Pioneers of Dental Laboratory Technology
Inside Dental Technology polled its Editorial Advisory Board about pioneers in the dental laboratory industry. Following is a small selection of the many responses.
Burney Croll, DDS
"He and Dr. Leonard Kobren have been major supporters of the dental laboratory profession since the 1970s."
"Claude is well known for his influence on dental ceramics and product development, lectures and hands-on workshops, published works, and inspiring photography. His many accomplishments made him a force influencing dental and other professionals across the globe."
-Renata Budny, MBA, CDT, MDT MS CDT
"He founded the Oral Design group, which for a long time inspired a high level of precision and artistry."
-Jessica Love, CDT
Jim Glidewell, CDT
"A business pioneer, from a one-man laboratory to a global behemoth."
-Andre Theberge, RDT
"He was a master dental technician, wrote books and articles, and had his hands in the manufacturing business. He was also well connected with Dr. John McLean."
-Steve McGowan, CDT
John McLean, OBE
"Dr. McLean's impact on dental technology around the world, especially in the US, is immeasurable. When I was young, British technicians had a big impact on American dental technology, and most of these technicians could be directly linked to Dr. McLean."
-Steve McGowan, CDT
Robert Kreyer, CDT
"I have met and attended courses by the best in the industry over the past 15 years, and he is the most researched, well-read, knowledgeable, and gifted speaker I have met. He is the removables equivalent of Willi Geller."
-Dan Elfring, MBA, CDT, TE

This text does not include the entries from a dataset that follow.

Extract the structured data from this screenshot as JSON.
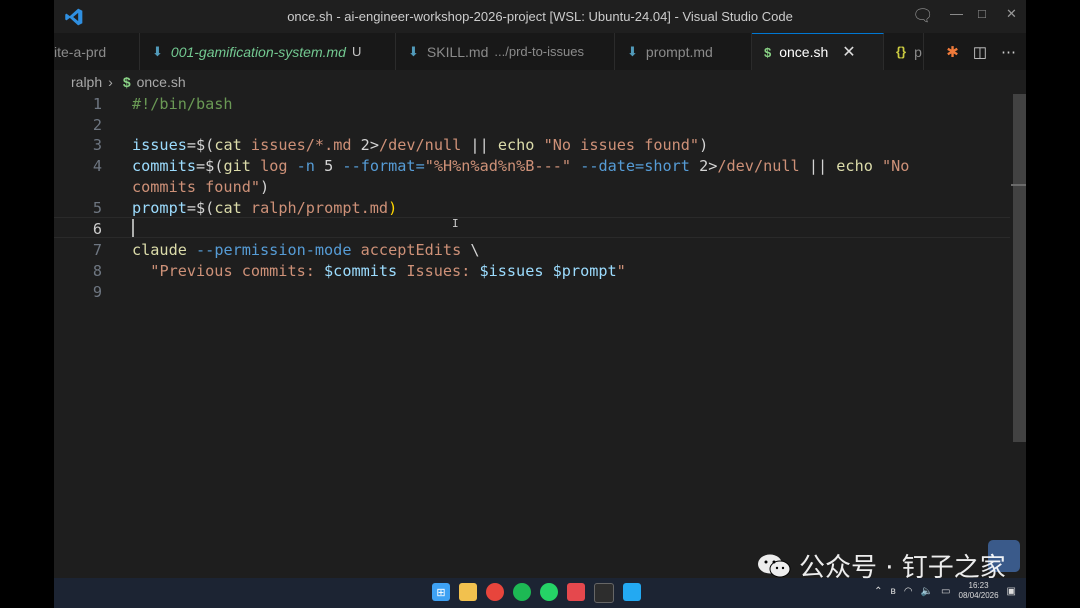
{
  "window": {
    "title": "once.sh - ai-engineer-workshop-2026-project [WSL: Ubuntu-24.04] - Visual Studio Code"
  },
  "tabs": [
    {
      "label": "ite-a-prd",
      "icon": "",
      "extra": "",
      "modified": ""
    },
    {
      "label": "001-gamification-system.md",
      "icon": "markdown-icon",
      "extra": "",
      "modified": "U"
    },
    {
      "label": "SKILL.md",
      "icon": "markdown-icon",
      "extra": ".../prd-to-issues",
      "modified": ""
    },
    {
      "label": "prompt.md",
      "icon": "markdown-icon",
      "extra": "",
      "modified": ""
    },
    {
      "label": "once.sh",
      "icon": "shell-icon",
      "extra": "",
      "modified": ""
    },
    {
      "label": "p",
      "icon": "json-icon",
      "extra": "",
      "modified": ""
    }
  ],
  "breadcrumb": {
    "folder": "ralph",
    "file": "once.sh"
  },
  "editor": {
    "line_numbers": [
      "1",
      "2",
      "3",
      "4",
      "",
      "5",
      "6",
      "7",
      "8",
      "9"
    ],
    "current_line": "6"
  },
  "taskbar": {
    "time": "16:23",
    "date": "08/04/2026"
  },
  "watermark": {
    "text": "公众号 · 钉子之家"
  },
  "colors": {
    "accent": "#0078d4",
    "editor_bg": "#1e1e1e",
    "string": "#ce9178",
    "variable": "#9cdcfe"
  }
}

"She was the first female dental laboratory owner in the US. Having lunch with her recently was a true honor for me."
-Jessica Love, CDT